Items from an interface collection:
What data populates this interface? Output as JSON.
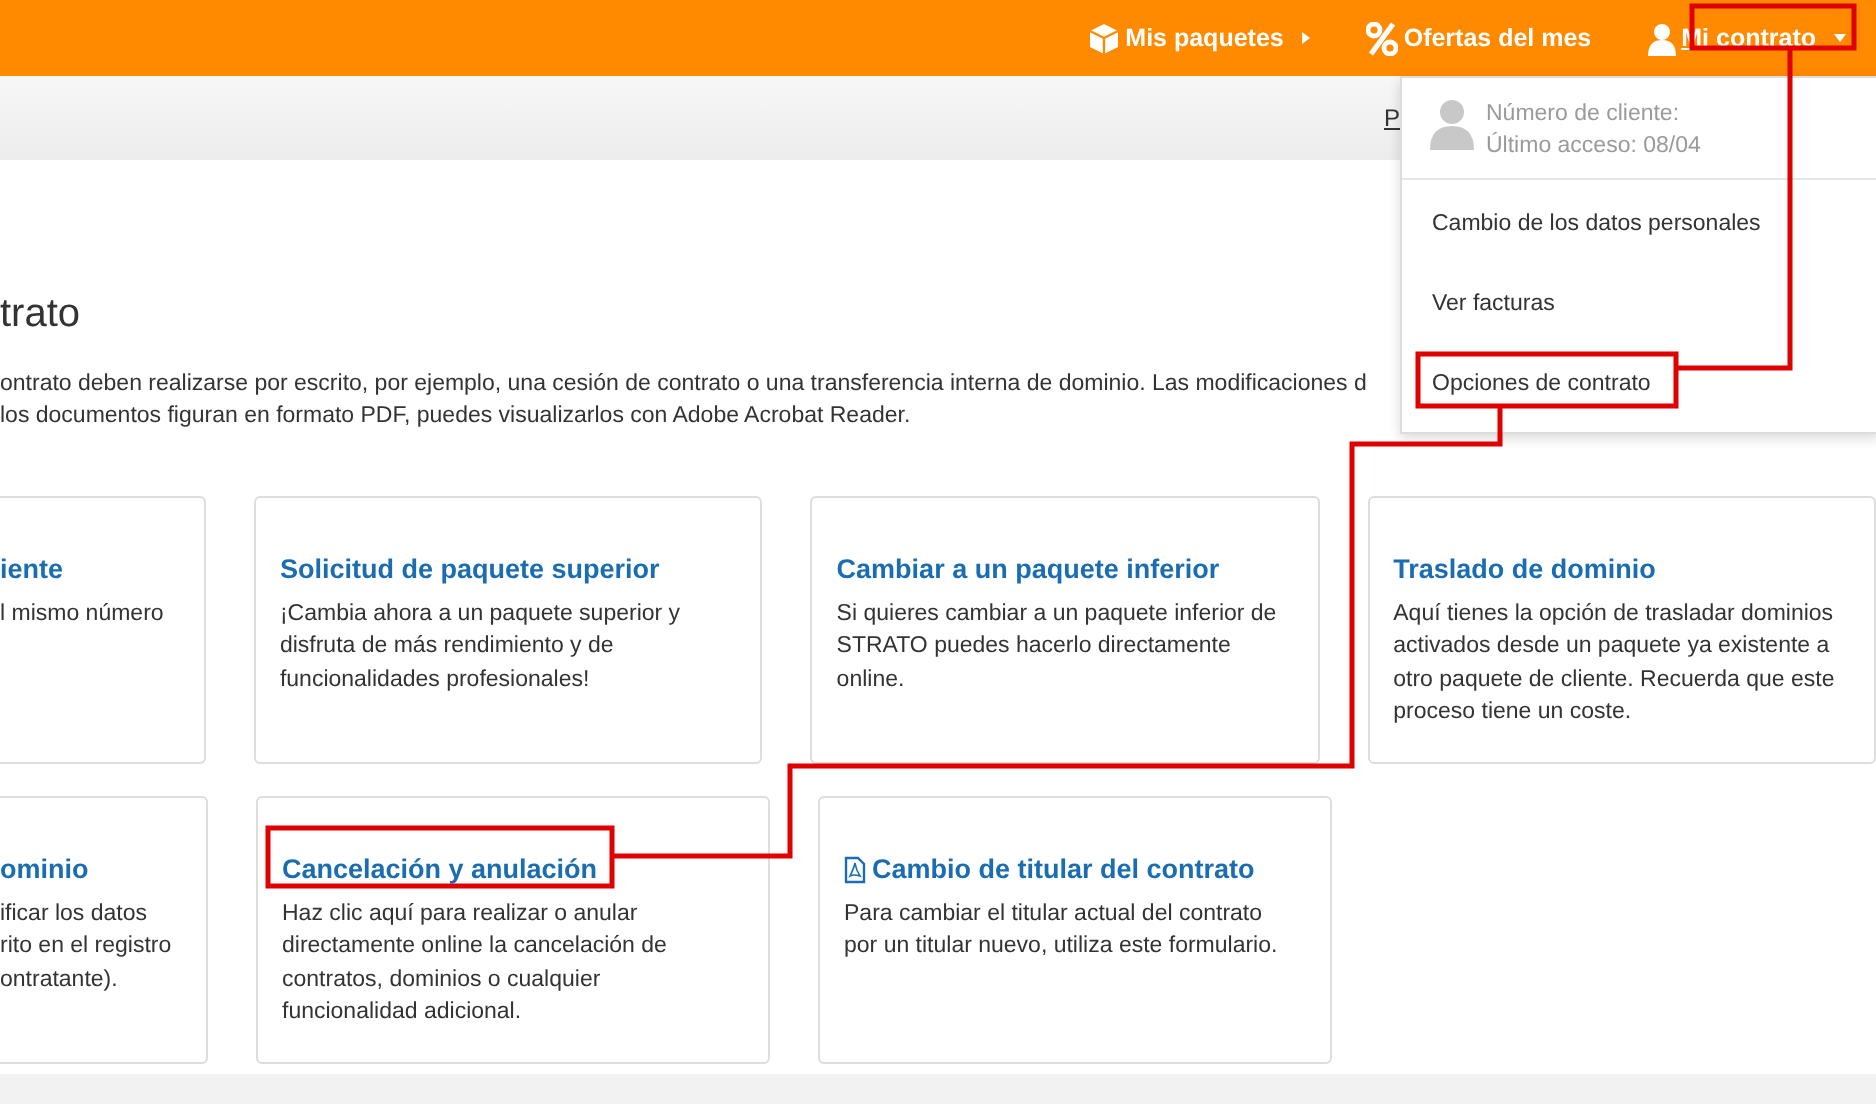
{
  "top_nav": [
    {
      "kind": "box",
      "label": "Mis paquetes",
      "caret": true,
      "selected": false
    },
    {
      "kind": "percent",
      "label": "Ofertas del mes",
      "caret": false,
      "selected": false
    },
    {
      "kind": "user",
      "label": "Mi contrato",
      "caret": true,
      "selected": true
    }
  ],
  "sub_bar": {
    "link": "P"
  },
  "heading": "trato",
  "intro": [
    "ontrato deben realizarse por escrito, por ejemplo, una cesión de contrato o una transferencia interna de dominio. Las modificaciones d",
    "los documentos figuran en formato PDF, puedes visualizarlos con Adobe Acrobat Reader."
  ],
  "card_rows": [
    [
      {
        "kind": "cut",
        "title": "iente",
        "lines": [
          "l mismo número"
        ]
      },
      {
        "kind": "full",
        "title": "Solicitud de paquete superior",
        "lines": [
          "¡Cambia ahora a un paquete superior y",
          "disfruta de más rendimiento y de",
          "funcionalidades profesionales!"
        ]
      },
      {
        "kind": "full",
        "title": "Cambiar a un paquete inferior",
        "lines": [
          "Si quieres cambiar a un paquete inferior de",
          "STRATO puedes hacerlo directamente",
          "online."
        ]
      },
      {
        "kind": "full",
        "title": "Traslado de dominio",
        "lines": [
          "Aquí tienes la opción de trasladar dominios",
          "activados desde un paquete ya existente a",
          "otro paquete de cliente. Recuerda que este",
          "proceso tiene un coste."
        ]
      }
    ],
    [
      {
        "kind": "cut",
        "title": "ominio",
        "lines": [
          "ificar los datos",
          "rito en el registro",
          "ontratante)."
        ]
      },
      {
        "kind": "full",
        "title": "Cancelación y anulación",
        "lines": [
          "Haz clic aquí para realizar o anular",
          "directamente online la cancelación de",
          "contratos, dominios o cualquier",
          "funcionalidad adicional."
        ]
      },
      {
        "kind": "pdf",
        "title": "Cambio de titular del contrato",
        "lines": [
          "Para cambiar el titular actual del contrato",
          "por un titular nuevo, utiliza este formulario."
        ]
      }
    ]
  ],
  "account_menu": {
    "customer_number": "Número de cliente:",
    "last_access": "Último acceso: 08/04",
    "items": [
      "Cambio de los datos personales",
      "Ver facturas",
      "Opciones de contrato"
    ]
  }
}
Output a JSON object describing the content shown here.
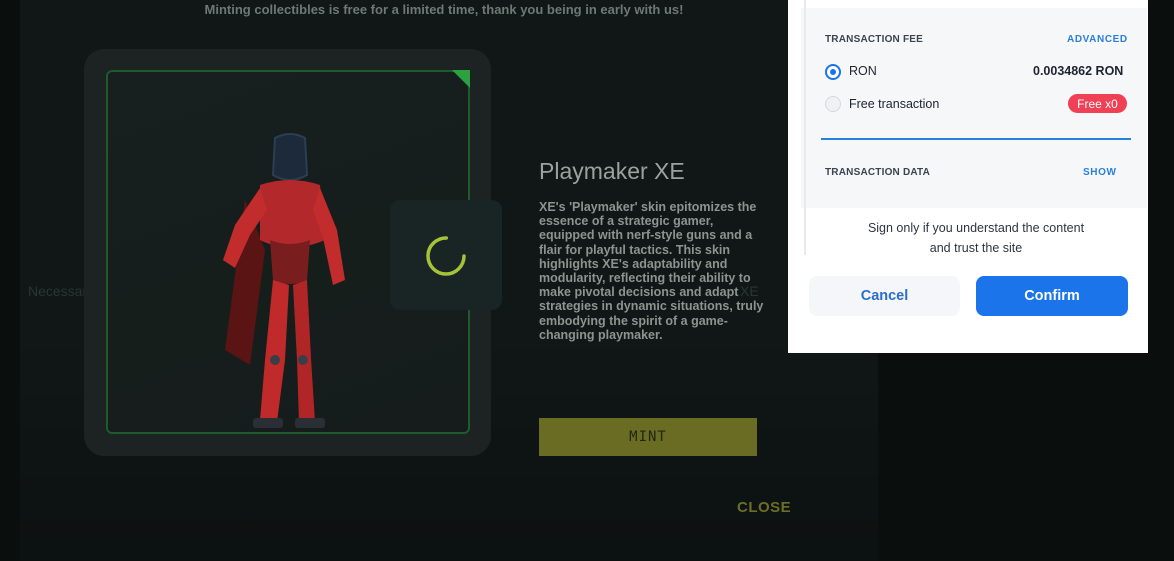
{
  "banner": "Minting collectibles is free for a limited time, thank you being in early with us!",
  "background": {
    "ghost_left": "Necessary Move / Idle",
    "ghost_right": "XE"
  },
  "item": {
    "title": "Playmaker XE",
    "description": "XE's 'Playmaker' skin epitomizes the essence of a strategic gamer, equipped with nerf-style guns and a flair for playful tactics. This skin highlights XE's adaptability and modularity, reflecting their ability to make pivotal decisions and adapt strategies in dynamic situations, truly embodying the spirit of a game-changing playmaker.",
    "mint_label": "MINT",
    "close_label": "CLOSE",
    "loading_icon": "spinner-icon"
  },
  "wallet": {
    "fee_label": "TRANSACTION FEE",
    "advanced_label": "ADVANCED",
    "options": [
      {
        "label": "RON",
        "value": "0.0034862 RON",
        "selected": true
      },
      {
        "label": "Free transaction",
        "badge": "Free x0",
        "selected": false
      }
    ],
    "data_label": "TRANSACTION DATA",
    "show_label": "SHOW",
    "sign_note_line1": "Sign only if you understand the content",
    "sign_note_line2": "and trust the site",
    "cancel_label": "Cancel",
    "confirm_label": "Confirm"
  },
  "colors": {
    "accent_green": "#2ba13f",
    "mint_button": "#6a6c23",
    "wallet_blue": "#1b74ea",
    "badge_red": "#ef4055"
  }
}
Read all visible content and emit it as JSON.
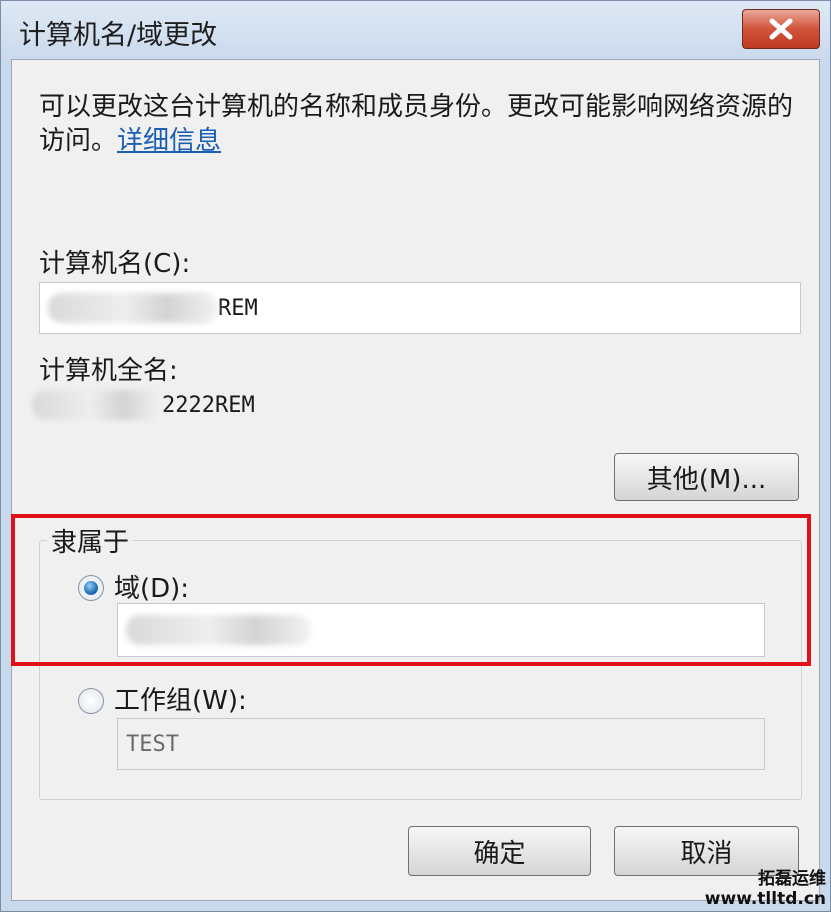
{
  "window": {
    "title": "计算机名/域更改"
  },
  "description": {
    "text": "可以更改这台计算机的名称和成员身份。更改可能影响网络资源的访问。",
    "link": "详细信息"
  },
  "computer_name": {
    "label": "计算机名(C):",
    "value_suffix": "REM"
  },
  "full_name": {
    "label": "计算机全名:",
    "value_suffix": "2222REM"
  },
  "buttons": {
    "other": "其他(M)...",
    "ok": "确定",
    "cancel": "取消"
  },
  "member_of": {
    "label": "隶属于",
    "domain_label": "域(D):",
    "domain_selected": true,
    "workgroup_label": "工作组(W):",
    "workgroup_value": "TEST"
  },
  "watermark": {
    "line1": "拓磊运维",
    "line2": "www.tlltd.cn"
  },
  "colors": {
    "highlight": "#e0101a",
    "link": "#1a5fb4",
    "close_button": "#c23a22"
  }
}
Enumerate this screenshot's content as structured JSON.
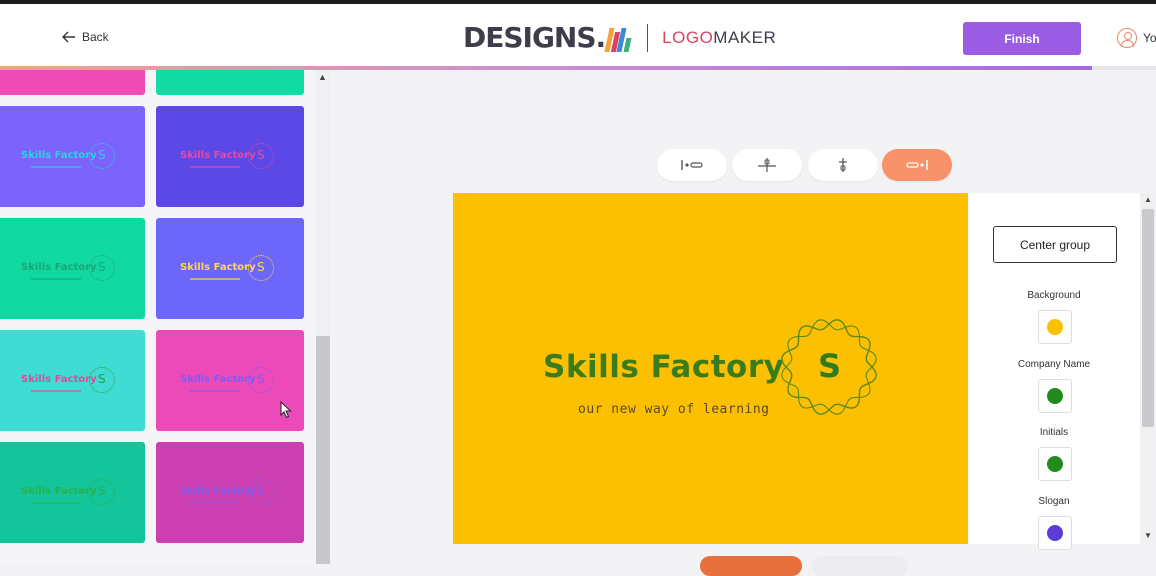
{
  "header": {
    "back_label": "Back",
    "brand_name": "DESIGNS.",
    "brand_suffix": "AI",
    "product_accent": "LOGO",
    "product_rest": "MAKER",
    "finish_label": "Finish",
    "user_label": "Yo",
    "progress_fraction": 0.945
  },
  "templates": [
    {
      "bg": "#ee4bb6",
      "name_color": "#ffffff",
      "init_color": "#ffffff",
      "partial": true
    },
    {
      "bg": "#12dba3",
      "name_color": "#ffffff",
      "init_color": "#ffffff",
      "partial": true
    },
    {
      "bg": "#7b63fb",
      "name_color": "#27d6e0",
      "init_color": "#27d6e0"
    },
    {
      "bg": "#5b48e6",
      "name_color": "#e64aa7",
      "init_color": "#e64aa7"
    },
    {
      "bg": "#0fd9a0",
      "name_color": "#1ea57c",
      "init_color": "#1ea57c"
    },
    {
      "bg": "#6d66fa",
      "name_color": "#ffd84a",
      "init_color": "#ffd84a"
    },
    {
      "bg": "#3fdcd4",
      "name_color": "#e04a98",
      "init_color": "#2a9c42"
    },
    {
      "bg": "#ec49b9",
      "name_color": "#7e5cf3",
      "init_color": "#7e5cf3"
    },
    {
      "bg": "#14c49a",
      "name_color": "#2ab048",
      "init_color": "#2ab048"
    },
    {
      "bg": "#cc3fb1",
      "name_color": "#7a5cf0",
      "init_color": "#7a5cf0"
    }
  ],
  "template_text": {
    "name": "Skills Factory",
    "initial": "S"
  },
  "align_buttons": [
    {
      "name": "align-left",
      "active": false
    },
    {
      "name": "align-center-vertical",
      "active": false
    },
    {
      "name": "align-center-horizontal",
      "active": false
    },
    {
      "name": "align-right",
      "active": true
    }
  ],
  "canvas": {
    "background": "#fcc000",
    "company_name": "Skills Factory",
    "initials": "S",
    "slogan": "our new way of learning"
  },
  "panel": {
    "center_group_label": "Center group",
    "colors": [
      {
        "label": "Background",
        "color": "#fcc000"
      },
      {
        "label": "Company Name",
        "color": "#238a1e"
      },
      {
        "label": "Initials",
        "color": "#238a1e"
      },
      {
        "label": "Slogan",
        "color": "#5b3cd6"
      }
    ]
  }
}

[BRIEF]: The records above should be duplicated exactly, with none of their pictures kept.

[WRITTEN REPLY]:
What data populates this interface? Output as JSON.
{
  "top_nav": [
    {
      "kind": "box",
      "label": "Mis paquetes",
      "caret": true,
      "selected": false
    },
    {
      "kind": "percent",
      "label": "Ofertas del mes",
      "caret": false,
      "selected": false
    },
    {
      "kind": "user",
      "label": "Mi contrato",
      "caret": true,
      "selected": true
    }
  ],
  "sub_bar": {
    "link": "P"
  },
  "heading": "trato",
  "intro": [
    "ontrato deben realizarse por escrito, por ejemplo, una cesión de contrato o una transferencia interna de dominio. Las modificaciones d",
    "los documentos figuran en formato PDF, puedes visualizarlos con Adobe Acrobat Reader."
  ],
  "card_rows": [
    [
      {
        "kind": "cut",
        "title": "iente",
        "lines": [
          "l mismo número"
        ]
      },
      {
        "kind": "full",
        "title": "Solicitud de paquete superior",
        "lines": [
          "¡Cambia ahora a un paquete superior y",
          "disfruta de más rendimiento y de",
          "funcionalidades profesionales!"
        ]
      },
      {
        "kind": "full",
        "title": "Cambiar a un paquete inferior",
        "lines": [
          "Si quieres cambiar a un paquete inferior de",
          "STRATO puedes hacerlo directamente",
          "online."
        ]
      },
      {
        "kind": "full",
        "title": "Traslado de dominio",
        "lines": [
          "Aquí tienes la opción de trasladar dominios",
          "activados desde un paquete ya existente a",
          "otro paquete de cliente. Recuerda que este",
          "proceso tiene un coste."
        ]
      }
    ],
    [
      {
        "kind": "cut",
        "title": "ominio",
        "lines": [
          "ificar los datos",
          "rito en el registro",
          "ontratante)."
        ]
      },
      {
        "kind": "full",
        "title": "Cancelación y anulación",
        "lines": [
          "Haz clic aquí para realizar o anular",
          "directamente online la cancelación de",
          "contratos, dominios o cualquier",
          "funcionalidad adicional."
        ]
      },
      {
        "kind": "pdf",
        "title": "Cambio de titular del contrato",
        "lines": [
          "Para cambiar el titular actual del contrato",
          "por un titular nuevo, utiliza este formulario."
        ]
      }
    ]
  ],
  "account_menu": {
    "customer_number": "Número de cliente:",
    "last_access": "Último acceso: 08/04",
    "items": [
      "Cambio de los datos personales",
      "Ver facturas",
      "Opciones de contrato"
    ]
  }
}
Output a JSON object describing the content shown here.
{
  "banner": "Minting collectibles is free for a limited time, thank you being in early with us!",
  "background": {
    "ghost_left": "Necessary Move / Idle",
    "ghost_right": "XE"
  },
  "item": {
    "title": "Playmaker XE",
    "description": "XE's 'Playmaker' skin epitomizes the essence of a strategic gamer, equipped with nerf-style guns and a flair for playful tactics. This skin highlights XE's adaptability and modularity, reflecting their ability to make pivotal decisions and adapt strategies in dynamic situations, truly embodying the spirit of a game-changing playmaker.",
    "mint_label": "MINT",
    "close_label": "CLOSE",
    "loading_icon": "spinner-icon"
  },
  "wallet": {
    "fee_label": "TRANSACTION FEE",
    "advanced_label": "ADVANCED",
    "options": [
      {
        "label": "RON",
        "value": "0.0034862 RON",
        "selected": true
      },
      {
        "label": "Free transaction",
        "badge": "Free x0",
        "selected": false
      }
    ],
    "data_label": "TRANSACTION DATA",
    "show_label": "SHOW",
    "sign_note_line1": "Sign only if you understand the content",
    "sign_note_line2": "and trust the site",
    "cancel_label": "Cancel",
    "confirm_label": "Confirm"
  },
  "colors": {
    "accent_green": "#2ba13f",
    "mint_button": "#6a6c23",
    "wallet_blue": "#1b74ea",
    "badge_red": "#ef4055"
  }
}
Read all visible content and emit it as JSON.
{
  "window": {
    "title": "计算机名/域更改"
  },
  "description": {
    "text": "可以更改这台计算机的名称和成员身份。更改可能影响网络资源的访问。",
    "link": "详细信息"
  },
  "computer_name": {
    "label": "计算机名(C):",
    "value_suffix": "REM"
  },
  "full_name": {
    "label": "计算机全名:",
    "value_suffix": "2222REM"
  },
  "buttons": {
    "other": "其他(M)...",
    "ok": "确定",
    "cancel": "取消"
  },
  "member_of": {
    "label": "隶属于",
    "domain_label": "域(D):",
    "domain_selected": true,
    "workgroup_label": "工作组(W):",
    "workgroup_value": "TEST"
  },
  "watermark": {
    "line1": "拓磊运维",
    "line2": "www.tlltd.cn"
  },
  "colors": {
    "highlight": "#e0101a",
    "link": "#1a5fb4",
    "close_button": "#c23a22"
  }
}
Enumerate this screenshot's content as structured JSON.
{
  "header": {
    "back_label": "Back",
    "brand_name": "DESIGNS.",
    "brand_suffix": "AI",
    "product_accent": "LOGO",
    "product_rest": "MAKER",
    "finish_label": "Finish",
    "user_label": "Yo",
    "progress_fraction": 0.945
  },
  "templates": [
    {
      "bg": "#ee4bb6",
      "name_color": "#ffffff",
      "init_color": "#ffffff",
      "partial": true
    },
    {
      "bg": "#12dba3",
      "name_color": "#ffffff",
      "init_color": "#ffffff",
      "partial": true
    },
    {
      "bg": "#7b63fb",
      "name_color": "#27d6e0",
      "init_color": "#27d6e0"
    },
    {
      "bg": "#5b48e6",
      "name_color": "#e64aa7",
      "init_color": "#e64aa7"
    },
    {
      "bg": "#0fd9a0",
      "name_color": "#1ea57c",
      "init_color": "#1ea57c"
    },
    {
      "bg": "#6d66fa",
      "name_color": "#ffd84a",
      "init_color": "#ffd84a"
    },
    {
      "bg": "#3fdcd4",
      "name_color": "#e04a98",
      "init_color": "#2a9c42"
    },
    {
      "bg": "#ec49b9",
      "name_color": "#7e5cf3",
      "init_color": "#7e5cf3"
    },
    {
      "bg": "#14c49a",
      "name_color": "#2ab048",
      "init_color": "#2ab048"
    },
    {
      "bg": "#cc3fb1",
      "name_color": "#7a5cf0",
      "init_color": "#7a5cf0"
    }
  ],
  "template_text": {
    "name": "Skills Factory",
    "initial": "S"
  },
  "align_buttons": [
    {
      "name": "align-left",
      "active": false
    },
    {
      "name": "align-center-vertical",
      "active": false
    },
    {
      "name": "align-center-horizontal",
      "active": false
    },
    {
      "name": "align-right",
      "active": true
    }
  ],
  "canvas": {
    "background": "#fcc000",
    "company_name": "Skills Factory",
    "initials": "S",
    "slogan": "our new way of learning"
  },
  "panel": {
    "center_group_label": "Center group",
    "colors": [
      {
        "label": "Background",
        "color": "#fcc000"
      },
      {
        "label": "Company Name",
        "color": "#238a1e"
      },
      {
        "label": "Initials",
        "color": "#238a1e"
      },
      {
        "label": "Slogan",
        "color": "#5b3cd6"
      }
    ]
  }
}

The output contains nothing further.